'''

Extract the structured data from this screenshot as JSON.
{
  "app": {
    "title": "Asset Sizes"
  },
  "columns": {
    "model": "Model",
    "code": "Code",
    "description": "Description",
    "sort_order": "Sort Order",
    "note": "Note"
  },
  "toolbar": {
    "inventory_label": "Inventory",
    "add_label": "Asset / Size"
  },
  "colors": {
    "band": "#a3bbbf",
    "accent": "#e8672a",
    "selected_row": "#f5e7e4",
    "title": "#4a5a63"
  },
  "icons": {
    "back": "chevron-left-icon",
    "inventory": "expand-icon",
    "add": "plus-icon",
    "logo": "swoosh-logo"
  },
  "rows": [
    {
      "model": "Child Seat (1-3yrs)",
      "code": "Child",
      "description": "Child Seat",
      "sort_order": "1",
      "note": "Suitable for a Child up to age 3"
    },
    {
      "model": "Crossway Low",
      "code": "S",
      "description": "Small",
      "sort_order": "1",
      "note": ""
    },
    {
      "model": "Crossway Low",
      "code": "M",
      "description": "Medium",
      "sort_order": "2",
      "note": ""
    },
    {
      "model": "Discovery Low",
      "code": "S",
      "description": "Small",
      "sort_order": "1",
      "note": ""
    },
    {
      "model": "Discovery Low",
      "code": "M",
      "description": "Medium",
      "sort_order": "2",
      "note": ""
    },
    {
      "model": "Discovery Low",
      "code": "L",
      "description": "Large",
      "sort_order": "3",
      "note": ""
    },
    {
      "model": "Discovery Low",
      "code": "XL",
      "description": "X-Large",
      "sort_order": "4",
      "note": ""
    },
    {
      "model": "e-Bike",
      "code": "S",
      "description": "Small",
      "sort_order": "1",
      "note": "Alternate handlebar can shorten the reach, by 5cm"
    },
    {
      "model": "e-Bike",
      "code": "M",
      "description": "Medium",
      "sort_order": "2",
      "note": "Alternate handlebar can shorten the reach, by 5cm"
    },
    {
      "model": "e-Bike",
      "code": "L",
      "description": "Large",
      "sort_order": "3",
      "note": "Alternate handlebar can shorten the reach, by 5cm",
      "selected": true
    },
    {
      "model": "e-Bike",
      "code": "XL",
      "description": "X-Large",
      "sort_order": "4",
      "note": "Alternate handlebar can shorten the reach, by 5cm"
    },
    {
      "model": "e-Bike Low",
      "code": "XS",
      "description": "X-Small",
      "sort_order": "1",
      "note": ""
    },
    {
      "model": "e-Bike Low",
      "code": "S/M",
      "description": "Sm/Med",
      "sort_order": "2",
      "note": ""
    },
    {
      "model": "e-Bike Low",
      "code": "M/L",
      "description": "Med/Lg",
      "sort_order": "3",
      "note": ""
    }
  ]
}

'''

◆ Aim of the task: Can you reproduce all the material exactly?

◆ Response:
Extract the structured data from this screenshot as JSON.
{
  "app": {
    "title": "Asset Sizes"
  },
  "columns": {
    "model": "Model",
    "code": "Code",
    "description": "Description",
    "sort_order": "Sort Order",
    "note": "Note"
  },
  "toolbar": {
    "inventory_label": "Inventory",
    "add_label": "Asset / Size"
  },
  "colors": {
    "band": "#a3bbbf",
    "accent": "#e8672a",
    "selected_row": "#f5e7e4",
    "title": "#4a5a63"
  },
  "icons": {
    "back": "chevron-left-icon",
    "inventory": "expand-icon",
    "add": "plus-icon",
    "logo": "swoosh-logo"
  },
  "rows": [
    {
      "model": "Child Seat (1-3yrs)",
      "code": "Child",
      "description": "Child Seat",
      "sort_order": "1",
      "note": "Suitable for a Child up to age 3"
    },
    {
      "model": "Crossway Low",
      "code": "S",
      "description": "Small",
      "sort_order": "1",
      "note": ""
    },
    {
      "model": "Crossway Low",
      "code": "M",
      "description": "Medium",
      "sort_order": "2",
      "note": ""
    },
    {
      "model": "Discovery Low",
      "code": "S",
      "description": "Small",
      "sort_order": "1",
      "note": ""
    },
    {
      "model": "Discovery Low",
      "code": "M",
      "description": "Medium",
      "sort_order": "2",
      "note": ""
    },
    {
      "model": "Discovery Low",
      "code": "L",
      "description": "Large",
      "sort_order": "3",
      "note": ""
    },
    {
      "model": "Discovery Low",
      "code": "XL",
      "description": "X-Large",
      "sort_order": "4",
      "note": ""
    },
    {
      "model": "e-Bike",
      "code": "S",
      "description": "Small",
      "sort_order": "1",
      "note": "Alternate handlebar can shorten the reach, by 5cm"
    },
    {
      "model": "e-Bike",
      "code": "M",
      "description": "Medium",
      "sort_order": "2",
      "note": "Alternate handlebar can shorten the reach, by 5cm"
    },
    {
      "model": "e-Bike",
      "code": "L",
      "description": "Large",
      "sort_order": "3",
      "note": "Alternate handlebar can shorten the reach, by 5cm",
      "selected": true
    },
    {
      "model": "e-Bike",
      "code": "XL",
      "description": "X-Large",
      "sort_order": "4",
      "note": "Alternate handlebar can shorten the reach, by 5cm"
    },
    {
      "model": "e-Bike Low",
      "code": "XS",
      "description": "X-Small",
      "sort_order": "1",
      "note": ""
    },
    {
      "model": "e-Bike Low",
      "code": "S/M",
      "description": "Sm/Med",
      "sort_order": "2",
      "note": ""
    },
    {
      "model": "e-Bike Low",
      "code": "M/L",
      "description": "Med/Lg",
      "sort_order": "3",
      "note": ""
    }
  ]
}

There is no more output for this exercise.